EXERCISE REQUIREMENTS: For every line in the listing below that contains the word "chứng", add one to the tally. State the final number and nothing else.

THE DATA:
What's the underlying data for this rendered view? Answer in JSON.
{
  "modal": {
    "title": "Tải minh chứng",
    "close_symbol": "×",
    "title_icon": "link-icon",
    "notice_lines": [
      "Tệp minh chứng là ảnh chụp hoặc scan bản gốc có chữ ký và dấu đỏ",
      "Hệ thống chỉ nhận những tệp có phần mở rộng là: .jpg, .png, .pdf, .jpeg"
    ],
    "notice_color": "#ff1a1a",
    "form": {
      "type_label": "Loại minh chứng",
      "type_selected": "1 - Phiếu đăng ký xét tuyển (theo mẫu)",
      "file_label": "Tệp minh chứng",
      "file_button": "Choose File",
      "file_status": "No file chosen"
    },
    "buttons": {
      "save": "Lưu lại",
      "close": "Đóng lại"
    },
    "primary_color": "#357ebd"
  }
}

TASK RESULT: 4